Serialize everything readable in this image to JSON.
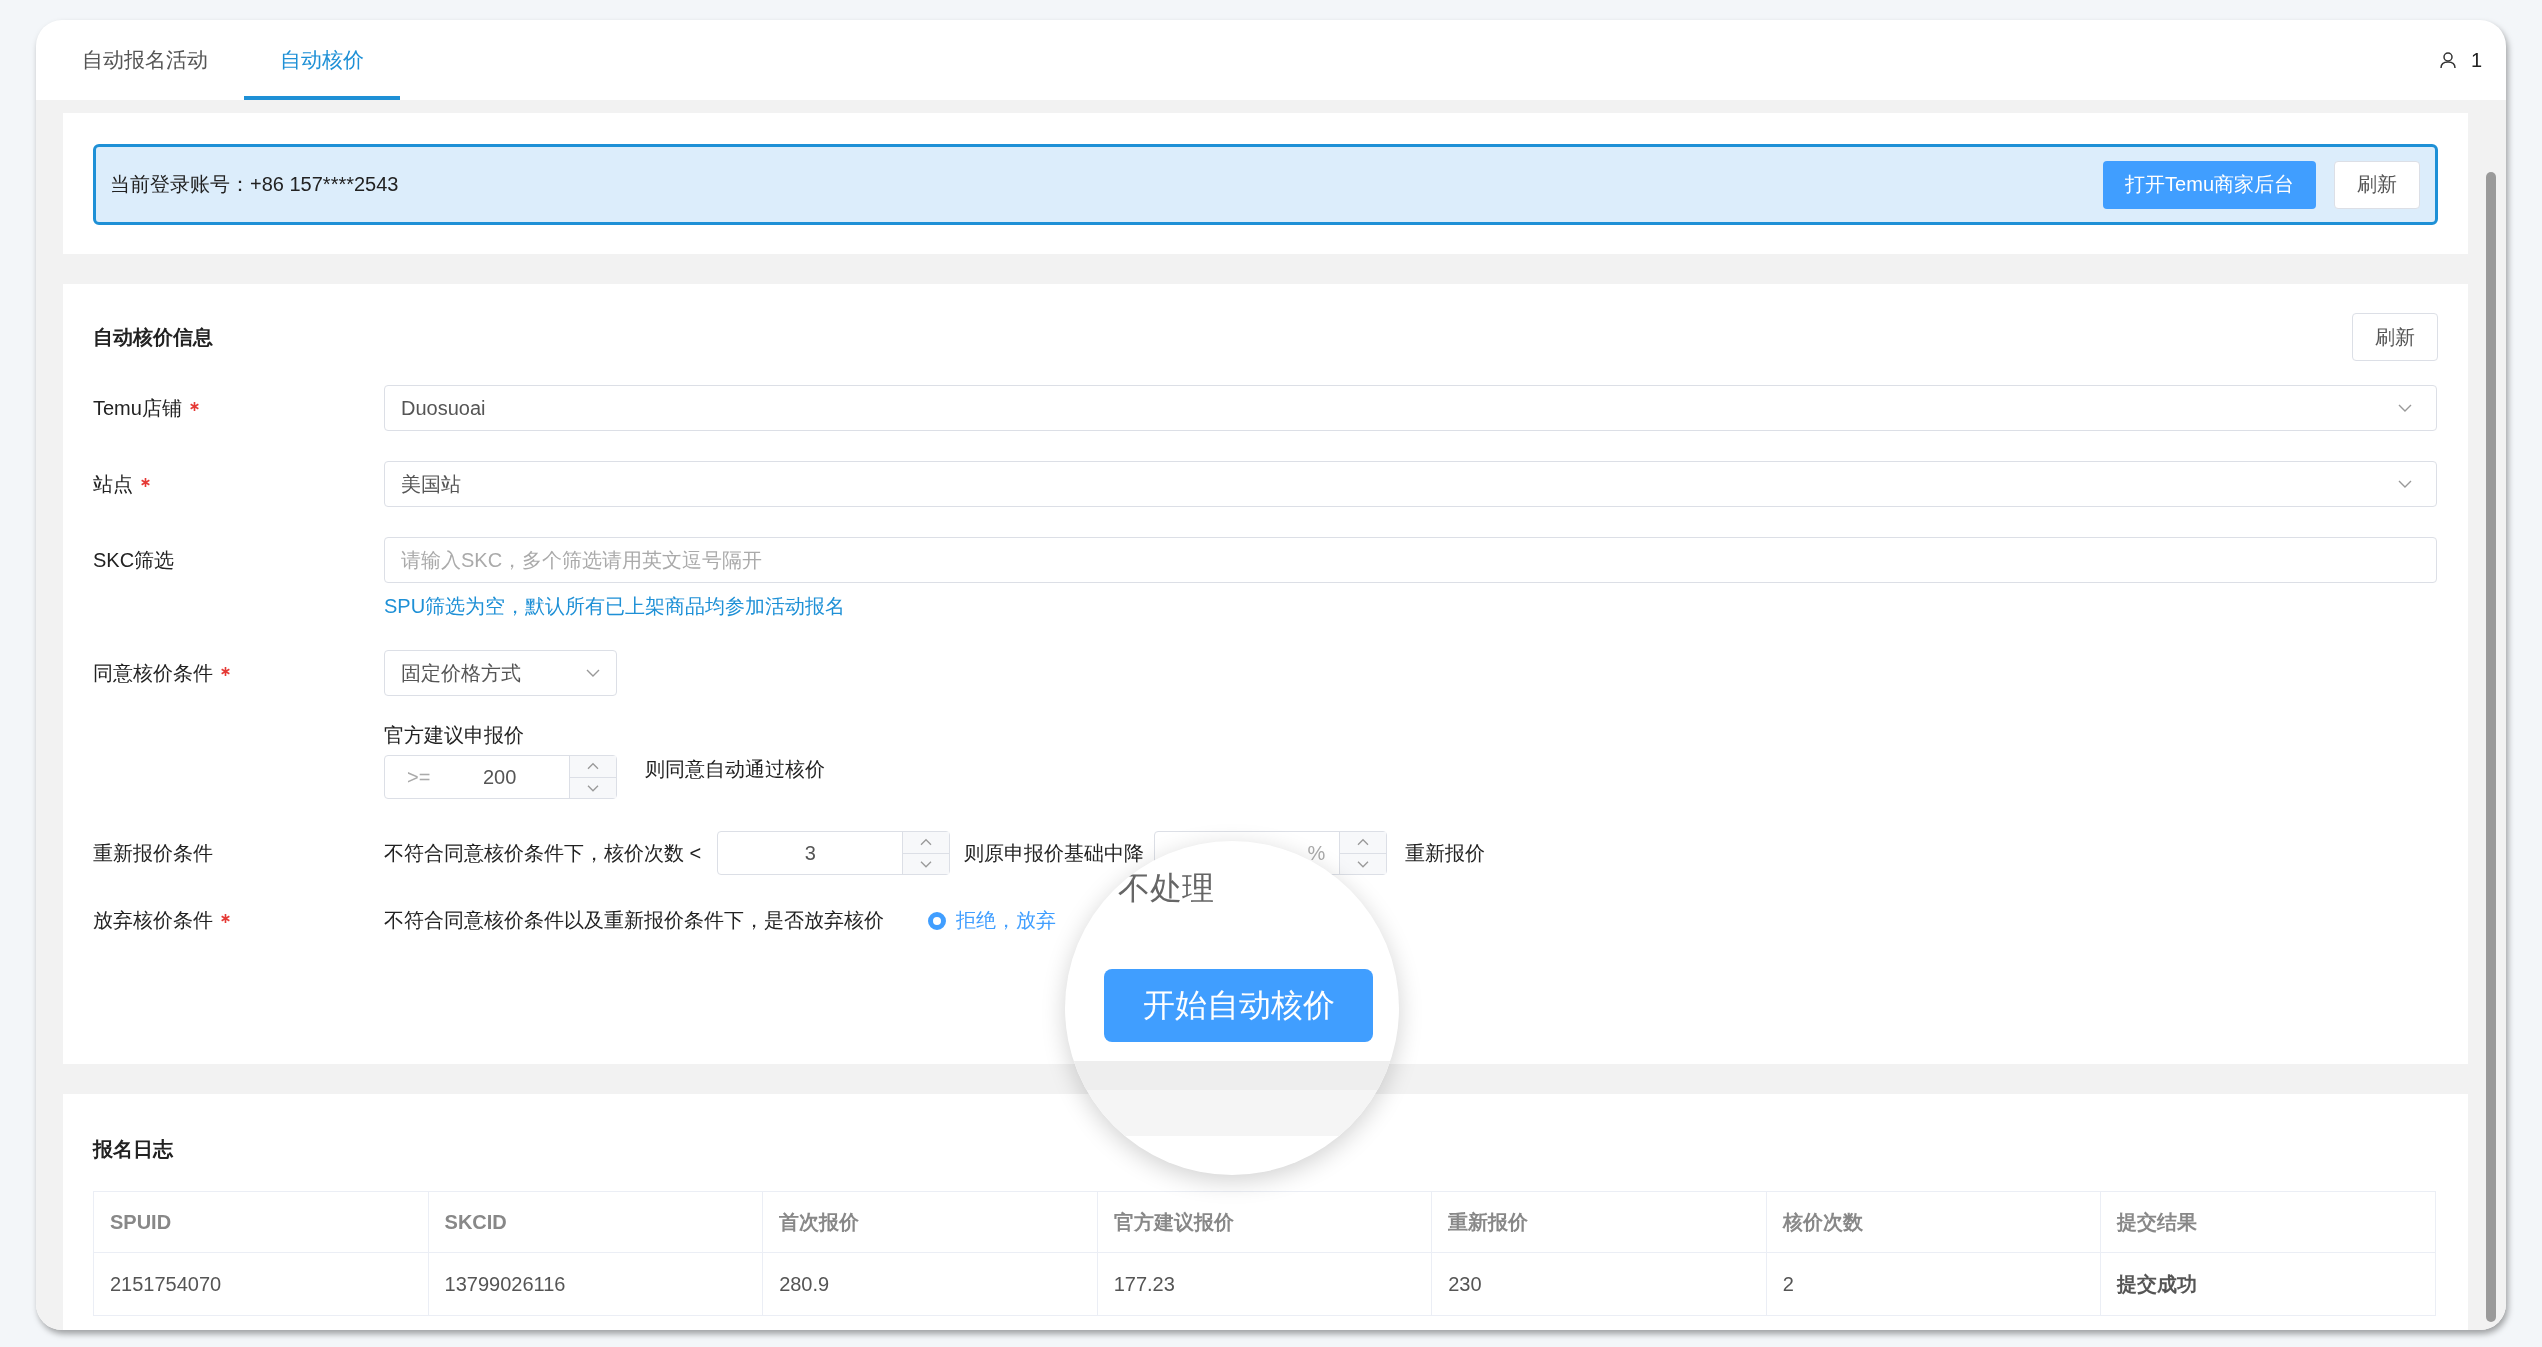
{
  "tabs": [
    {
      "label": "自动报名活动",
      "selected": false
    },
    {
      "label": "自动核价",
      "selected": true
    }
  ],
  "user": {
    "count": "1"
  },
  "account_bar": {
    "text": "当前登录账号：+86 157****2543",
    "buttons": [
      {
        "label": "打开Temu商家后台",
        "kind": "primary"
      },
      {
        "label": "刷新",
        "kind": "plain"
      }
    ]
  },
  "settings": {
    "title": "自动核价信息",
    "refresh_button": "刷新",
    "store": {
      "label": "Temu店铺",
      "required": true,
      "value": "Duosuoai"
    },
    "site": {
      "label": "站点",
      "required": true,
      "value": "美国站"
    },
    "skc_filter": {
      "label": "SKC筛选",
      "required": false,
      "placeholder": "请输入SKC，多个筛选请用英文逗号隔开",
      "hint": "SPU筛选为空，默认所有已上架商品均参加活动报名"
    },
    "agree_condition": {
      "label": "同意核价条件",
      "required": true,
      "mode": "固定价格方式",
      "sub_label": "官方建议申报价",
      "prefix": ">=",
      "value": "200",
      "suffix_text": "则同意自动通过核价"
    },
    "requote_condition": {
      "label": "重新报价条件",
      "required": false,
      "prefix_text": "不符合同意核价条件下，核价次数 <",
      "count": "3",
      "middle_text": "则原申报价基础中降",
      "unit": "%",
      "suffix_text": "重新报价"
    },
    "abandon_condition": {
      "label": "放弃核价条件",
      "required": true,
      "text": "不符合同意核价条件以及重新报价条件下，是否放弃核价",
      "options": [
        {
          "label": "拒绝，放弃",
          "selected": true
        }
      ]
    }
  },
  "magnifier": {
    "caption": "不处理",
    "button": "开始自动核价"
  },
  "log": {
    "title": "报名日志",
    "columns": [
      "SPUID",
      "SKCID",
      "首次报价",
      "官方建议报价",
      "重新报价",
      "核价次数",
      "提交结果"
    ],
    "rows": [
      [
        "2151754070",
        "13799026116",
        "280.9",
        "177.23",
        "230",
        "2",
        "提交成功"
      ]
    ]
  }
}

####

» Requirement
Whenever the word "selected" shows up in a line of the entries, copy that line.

» Reply
      "selected": false
      "selected": true
          "selected": true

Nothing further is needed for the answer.